I’m an autistic woman. I have a long history of depression, and some hefty anxiety issues. Combine that with my sensory processing issues and
some periodic insomnia, and it means that in addition to NinjaGirl’s stuff we need to find ways of accommodating my stuff that makes the family work. It’s a balancing act that we don’t always get right.
I need regular down time to let my brain calm.
I need down time after socialising (whether that means going shopping or visiting friends, or taking the kids to the park or going to an appointment). Sometimes I need to cut things short. There have been more than a few shopping trips that have been ended half way through, and had to be finished another day.
And I need regular quiet time to avoid getting completely overwhelmed by the sensory needs of the kids. To do this, I need my partner home. It might sound a bit precious to others, but once you’ve seen me in a flap and watched the anxiety build up and explode, it all becomes very, very clear. Should you add both chronic and acute sleep deprivation to that (which compounds all of those things), and yeah. It requires both careful
management, and some sharp observational skills on the part of my partner.
I access therapy when I need it. This is hard for me though, because dealing with strong emotion wears me out. And opening up to a stranger is very very hard, and wears me out in a different way. To schedule in therapy time means also scheduling in recovery time. And sometimes, it just doesn’t all fit. Or my guilt over needing this stuff overwhelms me, and I shove it all in a box in my mind, to fester and pick at later.
My partner sends me to my room. No, seriously, he does – he has learned to recognise the signs of building anxiety and an immanent stress attack, and asks me if I need to take some quiet time, watch a movie, crochet, whatever.
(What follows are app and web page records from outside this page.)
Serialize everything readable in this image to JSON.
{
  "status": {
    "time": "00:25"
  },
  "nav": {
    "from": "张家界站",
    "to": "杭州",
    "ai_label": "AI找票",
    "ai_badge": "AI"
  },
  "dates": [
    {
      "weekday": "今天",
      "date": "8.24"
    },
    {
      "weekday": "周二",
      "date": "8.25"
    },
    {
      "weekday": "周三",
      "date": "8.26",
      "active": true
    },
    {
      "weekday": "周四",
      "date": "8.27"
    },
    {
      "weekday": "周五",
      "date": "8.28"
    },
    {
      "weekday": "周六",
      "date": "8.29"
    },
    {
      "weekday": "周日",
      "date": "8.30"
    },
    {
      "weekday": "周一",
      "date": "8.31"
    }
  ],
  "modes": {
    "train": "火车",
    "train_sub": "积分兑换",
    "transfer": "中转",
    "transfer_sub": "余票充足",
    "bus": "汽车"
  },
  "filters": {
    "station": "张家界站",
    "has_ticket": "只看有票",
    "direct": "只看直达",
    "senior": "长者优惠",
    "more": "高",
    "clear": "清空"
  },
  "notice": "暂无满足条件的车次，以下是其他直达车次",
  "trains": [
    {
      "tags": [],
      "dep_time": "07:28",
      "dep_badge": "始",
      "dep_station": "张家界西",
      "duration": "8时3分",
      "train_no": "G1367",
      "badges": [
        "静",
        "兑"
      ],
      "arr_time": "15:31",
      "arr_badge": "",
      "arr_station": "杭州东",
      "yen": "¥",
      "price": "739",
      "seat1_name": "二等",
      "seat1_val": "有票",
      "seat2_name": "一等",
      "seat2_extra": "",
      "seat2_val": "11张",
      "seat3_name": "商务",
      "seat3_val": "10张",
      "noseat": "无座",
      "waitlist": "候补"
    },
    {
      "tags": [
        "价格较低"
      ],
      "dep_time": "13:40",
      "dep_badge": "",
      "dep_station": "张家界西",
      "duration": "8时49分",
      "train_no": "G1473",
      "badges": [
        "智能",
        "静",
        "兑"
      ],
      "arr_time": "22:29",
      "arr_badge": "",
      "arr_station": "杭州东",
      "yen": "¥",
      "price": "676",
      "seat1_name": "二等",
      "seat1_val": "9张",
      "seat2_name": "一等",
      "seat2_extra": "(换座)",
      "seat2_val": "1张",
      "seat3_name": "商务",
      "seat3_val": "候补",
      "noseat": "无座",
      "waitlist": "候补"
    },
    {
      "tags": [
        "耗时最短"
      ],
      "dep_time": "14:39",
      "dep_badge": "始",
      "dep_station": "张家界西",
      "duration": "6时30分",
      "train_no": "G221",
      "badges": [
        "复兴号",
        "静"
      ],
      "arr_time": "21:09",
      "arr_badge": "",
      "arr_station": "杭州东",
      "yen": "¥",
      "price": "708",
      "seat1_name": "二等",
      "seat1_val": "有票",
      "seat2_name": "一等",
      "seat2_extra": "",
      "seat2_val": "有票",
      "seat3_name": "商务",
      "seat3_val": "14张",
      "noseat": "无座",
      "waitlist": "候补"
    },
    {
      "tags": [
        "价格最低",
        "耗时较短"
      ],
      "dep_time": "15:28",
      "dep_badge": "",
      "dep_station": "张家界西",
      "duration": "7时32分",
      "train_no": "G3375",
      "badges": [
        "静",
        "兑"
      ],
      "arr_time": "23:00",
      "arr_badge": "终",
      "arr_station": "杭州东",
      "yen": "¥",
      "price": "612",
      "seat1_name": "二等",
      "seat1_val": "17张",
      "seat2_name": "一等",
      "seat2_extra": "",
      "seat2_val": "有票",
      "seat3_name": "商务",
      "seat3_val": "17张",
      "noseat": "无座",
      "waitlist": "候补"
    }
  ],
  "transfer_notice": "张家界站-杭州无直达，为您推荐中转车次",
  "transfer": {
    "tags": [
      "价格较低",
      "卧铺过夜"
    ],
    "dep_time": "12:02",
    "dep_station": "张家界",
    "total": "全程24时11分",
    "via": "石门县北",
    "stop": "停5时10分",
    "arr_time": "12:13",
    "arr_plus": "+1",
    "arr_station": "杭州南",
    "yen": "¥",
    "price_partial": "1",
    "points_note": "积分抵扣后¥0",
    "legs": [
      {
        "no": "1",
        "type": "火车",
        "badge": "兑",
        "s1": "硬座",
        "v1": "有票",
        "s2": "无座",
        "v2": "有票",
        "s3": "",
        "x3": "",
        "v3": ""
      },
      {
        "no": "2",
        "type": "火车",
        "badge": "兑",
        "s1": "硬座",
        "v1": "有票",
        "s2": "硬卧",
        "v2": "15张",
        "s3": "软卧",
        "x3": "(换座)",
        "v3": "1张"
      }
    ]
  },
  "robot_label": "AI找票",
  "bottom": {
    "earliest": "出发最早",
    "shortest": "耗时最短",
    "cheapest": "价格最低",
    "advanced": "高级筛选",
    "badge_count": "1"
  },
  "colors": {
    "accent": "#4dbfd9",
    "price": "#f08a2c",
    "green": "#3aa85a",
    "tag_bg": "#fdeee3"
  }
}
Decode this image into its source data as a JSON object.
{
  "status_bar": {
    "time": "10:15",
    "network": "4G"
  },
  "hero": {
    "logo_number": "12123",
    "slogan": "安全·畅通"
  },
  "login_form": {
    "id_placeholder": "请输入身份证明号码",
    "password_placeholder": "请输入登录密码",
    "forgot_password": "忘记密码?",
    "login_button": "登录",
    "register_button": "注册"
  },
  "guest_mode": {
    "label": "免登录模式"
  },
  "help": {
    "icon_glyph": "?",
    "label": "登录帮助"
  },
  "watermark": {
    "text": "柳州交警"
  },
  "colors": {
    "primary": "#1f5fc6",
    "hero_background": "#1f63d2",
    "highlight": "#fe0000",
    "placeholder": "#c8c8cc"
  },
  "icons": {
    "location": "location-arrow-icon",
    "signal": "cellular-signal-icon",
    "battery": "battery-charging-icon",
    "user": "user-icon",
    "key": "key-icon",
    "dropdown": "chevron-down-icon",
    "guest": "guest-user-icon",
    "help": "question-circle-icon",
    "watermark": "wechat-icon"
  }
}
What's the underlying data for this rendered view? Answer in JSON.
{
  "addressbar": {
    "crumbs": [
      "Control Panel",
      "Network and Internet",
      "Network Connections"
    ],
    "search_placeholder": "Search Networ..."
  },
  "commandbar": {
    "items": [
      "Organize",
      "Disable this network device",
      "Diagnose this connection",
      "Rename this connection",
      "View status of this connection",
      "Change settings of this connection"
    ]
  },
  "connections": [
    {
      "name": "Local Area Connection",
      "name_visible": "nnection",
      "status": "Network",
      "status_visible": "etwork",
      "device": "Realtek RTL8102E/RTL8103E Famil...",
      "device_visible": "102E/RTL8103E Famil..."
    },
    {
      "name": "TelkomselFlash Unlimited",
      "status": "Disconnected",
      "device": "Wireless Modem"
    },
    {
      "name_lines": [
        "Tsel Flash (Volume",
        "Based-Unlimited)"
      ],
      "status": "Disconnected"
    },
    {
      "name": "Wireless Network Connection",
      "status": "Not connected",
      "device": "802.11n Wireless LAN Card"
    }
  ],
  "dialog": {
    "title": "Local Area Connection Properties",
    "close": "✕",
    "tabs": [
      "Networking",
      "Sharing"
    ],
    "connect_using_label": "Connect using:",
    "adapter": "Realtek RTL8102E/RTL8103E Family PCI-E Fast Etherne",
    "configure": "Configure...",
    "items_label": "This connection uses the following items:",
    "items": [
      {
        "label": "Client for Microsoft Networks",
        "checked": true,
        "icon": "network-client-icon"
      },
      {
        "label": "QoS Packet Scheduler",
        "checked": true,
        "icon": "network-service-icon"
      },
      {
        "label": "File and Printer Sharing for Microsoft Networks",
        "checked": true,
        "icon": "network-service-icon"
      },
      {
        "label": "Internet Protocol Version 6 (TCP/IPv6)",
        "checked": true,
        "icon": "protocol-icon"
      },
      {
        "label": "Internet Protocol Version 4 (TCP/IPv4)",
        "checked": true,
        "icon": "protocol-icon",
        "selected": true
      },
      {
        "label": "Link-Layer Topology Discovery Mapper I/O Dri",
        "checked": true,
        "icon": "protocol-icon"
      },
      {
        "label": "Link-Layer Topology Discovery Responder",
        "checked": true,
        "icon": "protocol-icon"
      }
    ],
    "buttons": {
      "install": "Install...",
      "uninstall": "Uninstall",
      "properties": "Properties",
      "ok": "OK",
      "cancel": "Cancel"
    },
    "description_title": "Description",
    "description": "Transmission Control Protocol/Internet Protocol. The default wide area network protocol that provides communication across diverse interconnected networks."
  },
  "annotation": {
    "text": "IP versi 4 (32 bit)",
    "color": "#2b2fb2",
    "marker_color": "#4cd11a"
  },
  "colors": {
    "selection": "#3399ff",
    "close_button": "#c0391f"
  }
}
I crochet. A lot. I really love crochet. It serves several purposes for me. It acts as a socially acceptable stim – my hands are busy busy busy, but I’m being “productive” and it isn’t obvious it’s a stim. It produces lovely things like beanies and blankets and scarves and cardigans for my family
and friends. And it acts as a socially acceptable reason to not be looking at people while we talk. Sometimes I need that cover. Sometimes I don’t care (and my friends don’t care either). But there are times when I need to feel like I’m passing, even when I suspect I’m really not.
I garden. I love my garden. I love having my hands in the dirt. I love growing things. I love watching the dirt, the leaves, the light on flowers. I
love growing food. I love watching birds sitting on the fence. I get a lot of peace out there.
I need to feel connected. It means I need lots of physical contact, but only with certain people. And that needs to balance out with feeling touched out from having small children who like to use me as a climbing gym, and NinjaGirl and her growing love for hanging out on my back in the carrier. The phrase “I’m hug deficient” is often heard in this house, and thankfully, my partner is most excellent at providing hugs.
I’m developing strong connections with friends online. Real life interactions can be a bit tricky, even without all my stuff. We live rurally, and while I’m learning to drive our (manual) car, I can’t drive it solo yet, so visiting people becomes a whole family event. Not always practical. But online interactions are great. I can have a conversation with someone that spans days, allowing both of us to come and go as we can/need. They can be awake while I’m asleep. I can be on one side of the planet, and they can be on the other. It’s taken me a while, but I’m finding where I fit. I’m finding my tribe, and I’m feeling like I belong.
My partner is really good at listening. I get pretty passionate about stuff, and he’ll listen to me talk it out. I sometimes really suck at
communication, and he’ll wait that out with me. Sometimes the words get stuck in my head, and I can’t explain why I’m so clearly feeling such strong
emotions. Sometimes the words come out, but they aren’t the words I meant, or not coming out the way I wanted. And he works through that with me. We struggle sometimes, when our emotions are running away from us. I’ve had to really work on making sure that I say things I mean, not just say something because I know it gets a reaction. He’s had to work on making sure he’s really clear on intent, because I don’t always pick that up, concentrating instead on the words he used. We get there though – we try really hard to be patient with each other.
And finally, I’m learning my limits. What I can do. What I can’t. What I can do for a limited amount of time. What I need to do to make something
work. Why I can do something under certain circumstances, and not others. I’m learning that self care isn’t a sign of weakness – it’s a sign of wisdom and acceptance. Self care means I’m valuing myself. I’m valuing what I *can* do, and respecting what I can’t.
I’m a spectrum dweller. Things are fluid. They change. I change. This is what it takes to be me – I’m finally ok with that.